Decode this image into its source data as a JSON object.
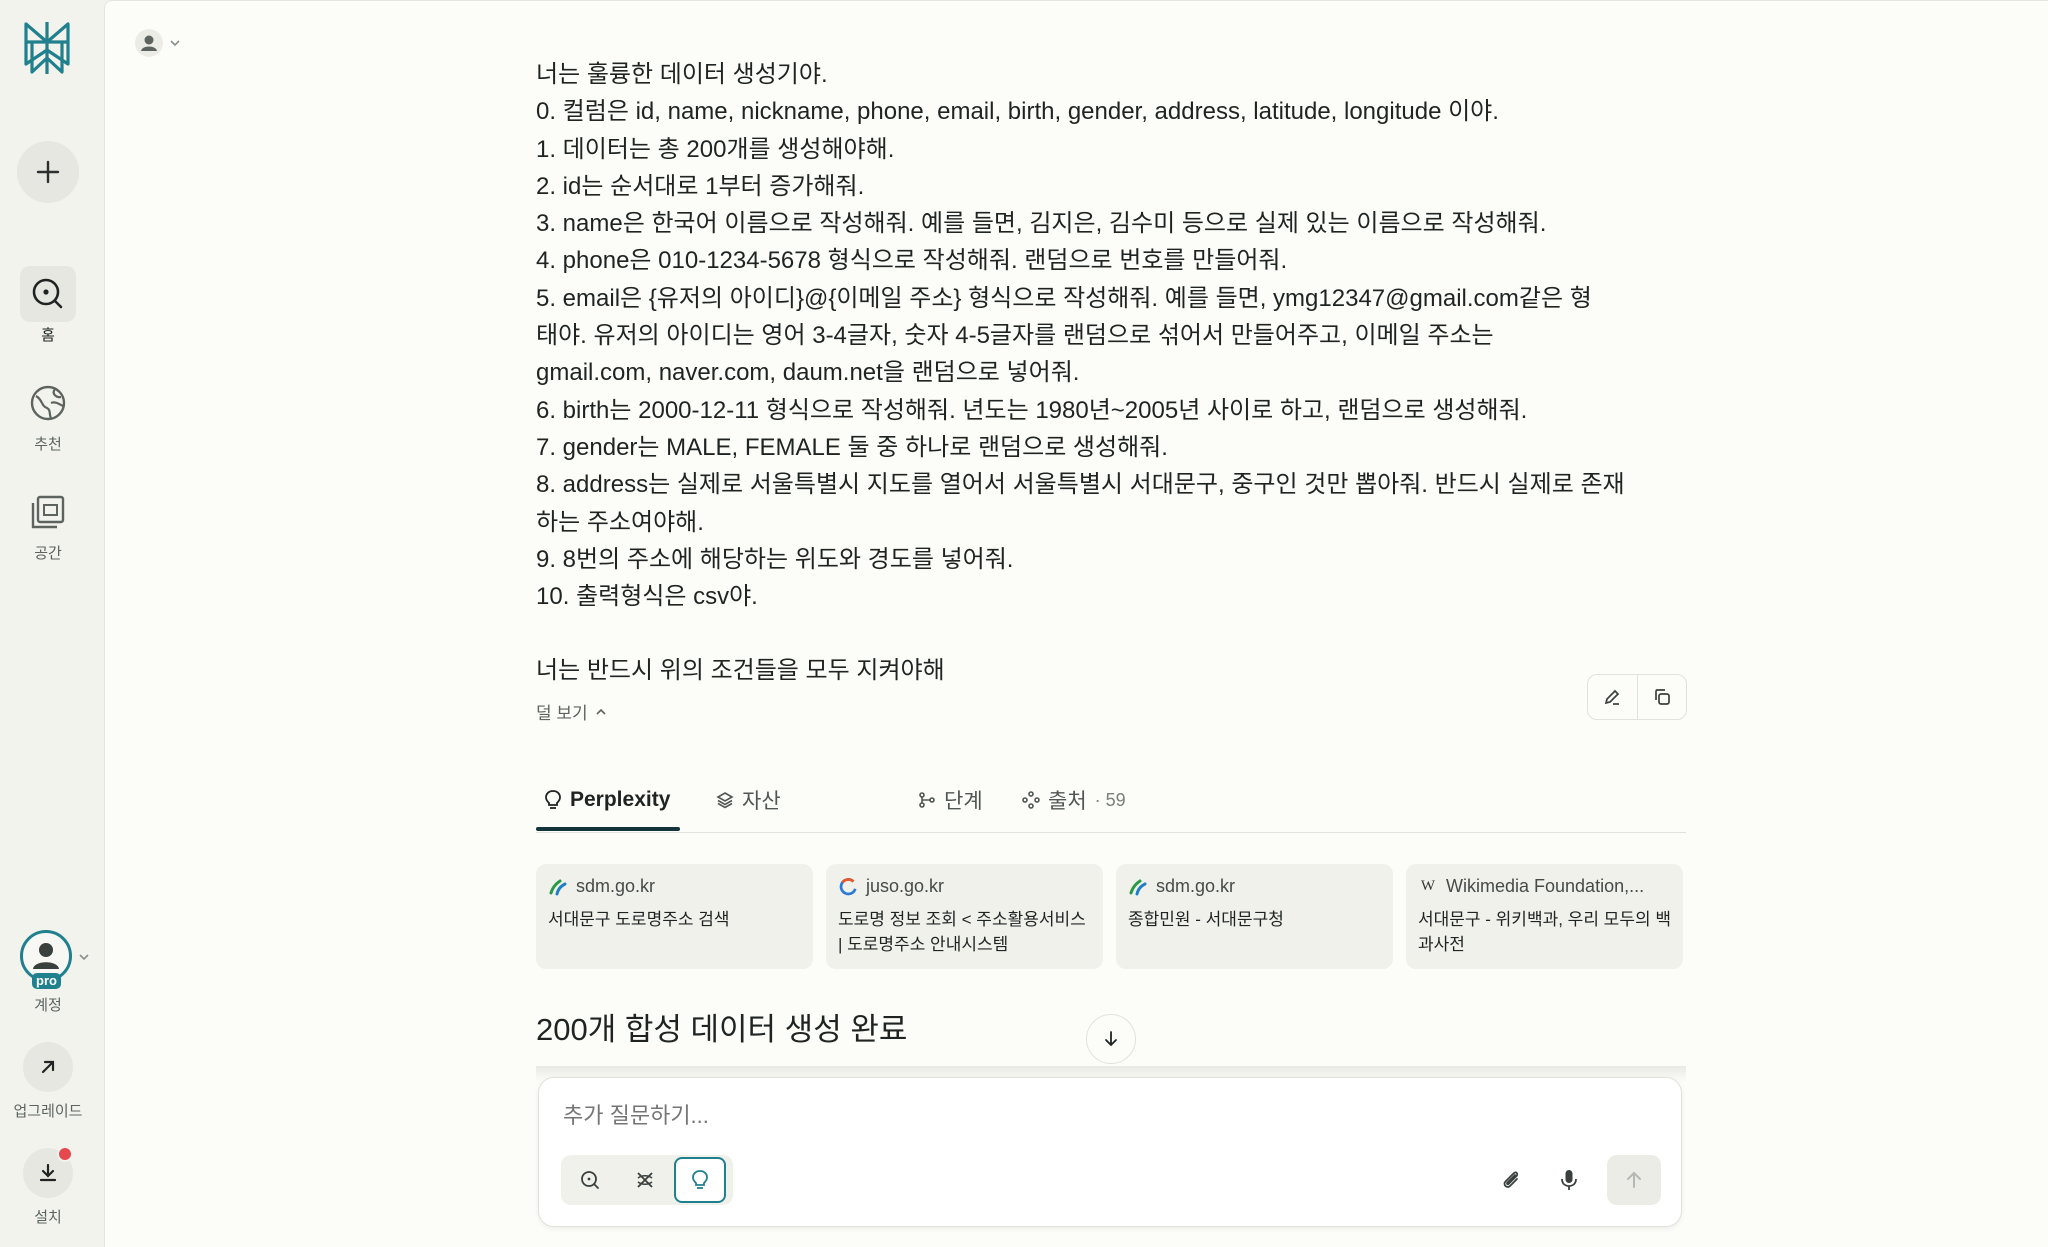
{
  "sidebar": {
    "nav": [
      {
        "id": "home",
        "label": "홈",
        "icon": "search-icon"
      },
      {
        "id": "discover",
        "label": "추천",
        "icon": "globe-icon"
      },
      {
        "id": "spaces",
        "label": "공간",
        "icon": "spaces-icon"
      }
    ],
    "account_label": "계정",
    "pro_badge": "pro",
    "upgrade_label": "업그레이드",
    "install_label": "설치"
  },
  "prompt": {
    "lines": [
      "너는 훌륭한 데이터 생성기야.",
      "0. 컬럼은 id, name, nickname, phone, email, birth, gender, address, latitude, longitude 이야.",
      "1. 데이터는 총 200개를 생성해야해.",
      "2. id는 순서대로 1부터 증가해줘.",
      "3. name은 한국어 이름으로 작성해줘. 예를 들면, 김지은, 김수미 등으로 실제 있는 이름으로 작성해줘.",
      "4. phone은 010-1234-5678 형식으로 작성해줘. 랜덤으로 번호를 만들어줘.",
      "5. email은 {유저의 아이디}@{이메일 주소} 형식으로 작성해줘. 예를 들면, ymg12347@gmail.com같은 형",
      "태야. 유저의 아이디는 영어 3-4글자, 숫자 4-5글자를 랜덤으로 섞어서 만들어주고, 이메일 주소는",
      "gmail.com, naver.com, daum.net을 랜덤으로 넣어줘.",
      "6. birth는 2000-12-11 형식으로 작성해줘. 년도는 1980년~2005년 사이로 하고, 랜덤으로 생성해줘.",
      "7. gender는 MALE, FEMALE 둘 중 하나로 랜덤으로 생성해줘.",
      "8. address는 실제로 서울특별시 지도를 열어서 서울특별시 서대문구, 중구인 것만 뽑아줘. 반드시 실제로 존재",
      "하는 주소여야해.",
      "9. 8번의 주소에 해당하는 위도와 경도를 넣어줘.",
      "10. 출력형식은 csv야."
    ],
    "closing": "너는 반드시 위의 조건들을 모두 지켜야해",
    "less_label": "덜 보기"
  },
  "tabs": {
    "perplexity": "Perplexity",
    "assets": "자산",
    "steps": "단계",
    "sources": "출처",
    "sources_count": "· 59"
  },
  "sources": [
    {
      "domain": "sdm.go.kr",
      "title": "서대문구 도로명주소 검색",
      "favicon": "sdm-favicon"
    },
    {
      "domain": "juso.go.kr",
      "title": "도로명 정보 조회 < 주소활용서비스 | 도로명주소 안내시스템",
      "favicon": "juso-favicon"
    },
    {
      "domain": "sdm.go.kr",
      "title": "종합민원 - 서대문구청",
      "favicon": "sdm-favicon"
    },
    {
      "domain": "Wikimedia Foundation,...",
      "title": "서대문구 - 위키백과, 우리 모두의 백과사전",
      "favicon": "wikipedia-favicon"
    }
  ],
  "answer": {
    "heading": "200개 합성 데이터 생성 완료"
  },
  "ask": {
    "placeholder": "추가 질문하기..."
  },
  "colors": {
    "accent": "#20808d",
    "dark": "#13343b",
    "notification": "#e5484d"
  }
}
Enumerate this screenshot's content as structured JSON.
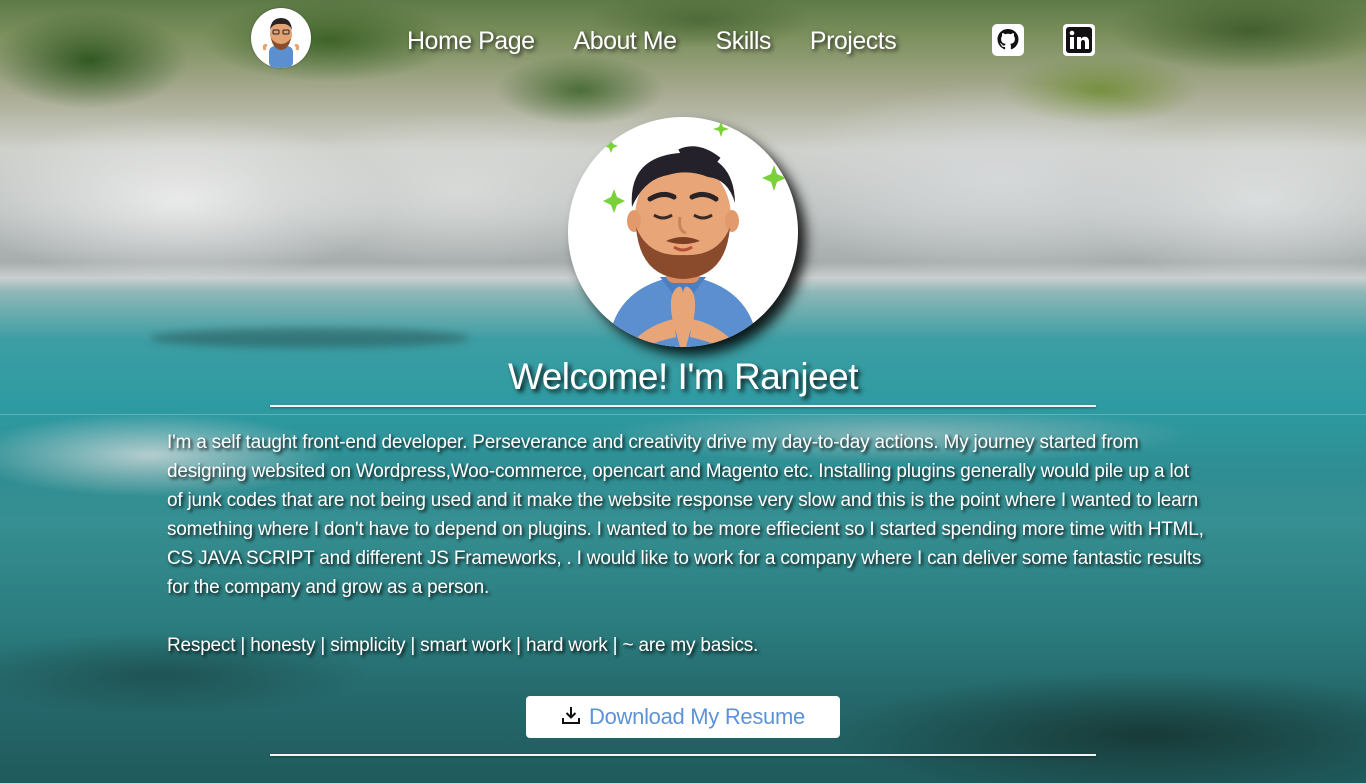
{
  "nav": {
    "logo_icon": "memoji-avatar-icon",
    "links": [
      "Home Page",
      "About Me",
      "Skills",
      "Projects"
    ],
    "social": [
      {
        "icon": "github-icon"
      },
      {
        "icon": "linkedin-icon"
      }
    ]
  },
  "hero": {
    "avatar_icon": "memoji-avatar-icon",
    "title": "Welcome! I'm Ranjeet",
    "bio": "I'm a self taught front-end developer. Perseverance and creativity drive my day-to-day actions. My journey started from designing websited on Wordpress,Woo-commerce, opencart and Magento etc. Installing plugins generally would pile up a lot of junk codes that are not being used and it make the website response very slow and this is the point where I wanted to learn something where I don't have to depend on plugins. I wanted to be more effiecient so I started spending more time with HTML, CS JAVA SCRIPT and different JS Frameworks, . I would like to work for a company where I can deliver some fantastic results for the company and grow as a person.",
    "values": "Respect | honesty | simplicity | smart work | hard work | ~ are my basics."
  },
  "resume_button": {
    "label": "Download My Resume",
    "icon": "download-icon"
  },
  "colors": {
    "text": "#ffffff",
    "button_text": "#5b93d9",
    "button_bg": "#ffffff"
  }
}
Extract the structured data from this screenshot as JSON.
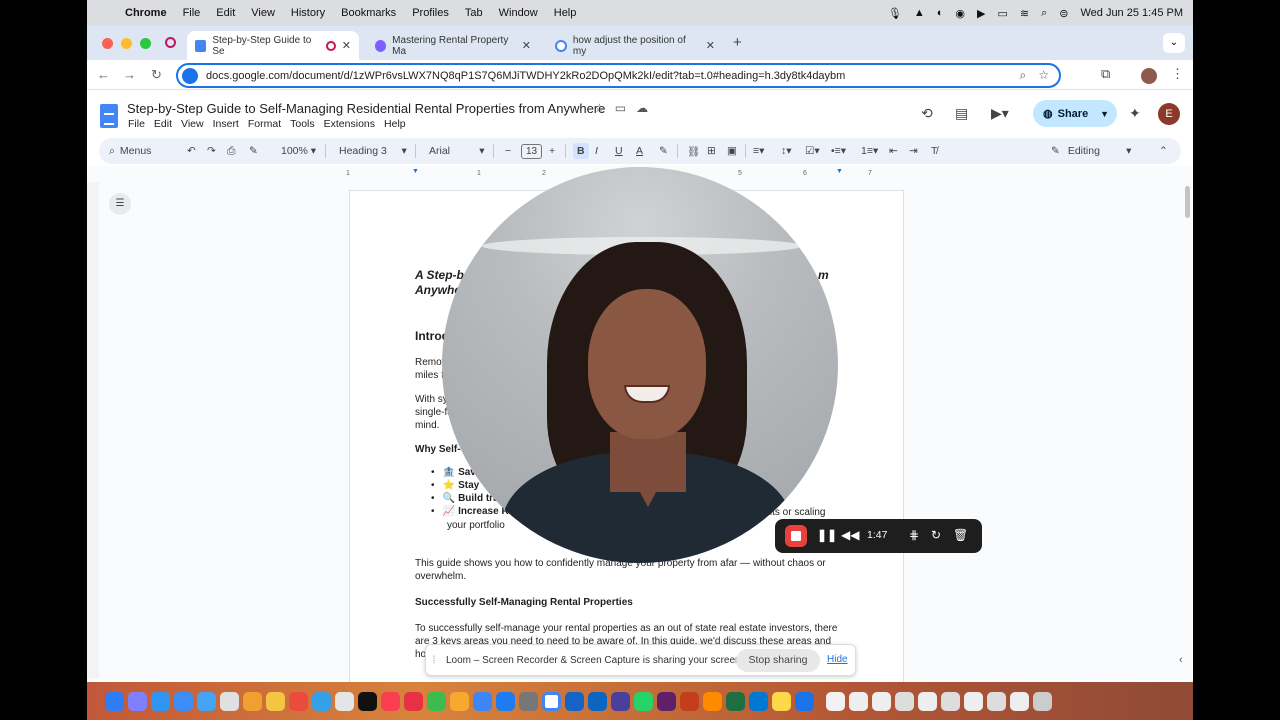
{
  "menubar": {
    "app": "Chrome",
    "items": [
      "File",
      "Edit",
      "View",
      "History",
      "Bookmarks",
      "Profiles",
      "Tab",
      "Window",
      "Help"
    ],
    "clock": "Wed Jun 25  1:45 PM"
  },
  "tabs": [
    {
      "title": "Step-by-Step Guide to Se",
      "active": true
    },
    {
      "title": "Mastering Rental Property Ma",
      "active": false
    },
    {
      "title": "how adjust the position of my",
      "active": false
    }
  ],
  "address": {
    "url": "docs.google.com/document/d/1zWPr6vsLWX7NQ8qP1S7Q6MJiTWDHY2kRo2DOpQMk2kI/edit?tab=t.0#heading=h.3dy8tk4daybm"
  },
  "doc": {
    "title": "Step-by-Step Guide to Self-Managing Residential Rental Properties from Anywhere",
    "menu": [
      "File",
      "Edit",
      "View",
      "Insert",
      "Format",
      "Tools",
      "Extensions",
      "Help"
    ],
    "share_label": "Share",
    "avatar_letter": "E"
  },
  "format_toolbar": {
    "menus_label": "Menus",
    "zoom": "100%",
    "style": "Heading 3",
    "font": "Arial",
    "font_size": "13",
    "mode": "Editing"
  },
  "ruler": {
    "ticks": [
      "1",
      "1",
      "2",
      "3",
      "4",
      "5",
      "6",
      "7"
    ]
  },
  "page": {
    "heading_a": "A Step-b",
    "heading_a_end": "m",
    "heading_b": "Anywhe",
    "intro": "Introd",
    "p1a": "Remot",
    "p1b": "miles f",
    "p2a": "With sy",
    "p2b": "single-fa",
    "p2c": "mind.",
    "why": "Why Self-",
    "bullets": [
      "Sav",
      "Stay",
      "Build tra",
      "Increase R"
    ],
    "bullet_tail": "ents or scaling",
    "bullet_tail2": "your portfolio",
    "p3a": "This guide shows you how to confidently manage your property from afar — without chaos or",
    "p3b": "overwhelm.",
    "h_success": "Successfully Self-Managing Rental Properties",
    "p4a": "To successfully self-manage your rental properties as an out of state real estate investors, there",
    "p4b": "are 3 keys areas you need to need to be aware of. In this guide, we'd discuss these areas and",
    "p4c": "ho"
  },
  "loom": {
    "timer": "1:47",
    "banner_text": "Loom – Screen Recorder & Screen Capture is sharing your screen.",
    "stop_label": "Stop sharing",
    "hide_label": "Hide"
  },
  "colors": {
    "accent": "#1a73e8",
    "share_bg": "#c2e7ff",
    "record_red": "#e8423f"
  }
}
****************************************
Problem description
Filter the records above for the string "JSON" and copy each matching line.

Solution
Decode this image into its source data as a JSON object.
Enumerate this screenshot's content as structured JSON.
Extract the structured data from this screenshot as JSON.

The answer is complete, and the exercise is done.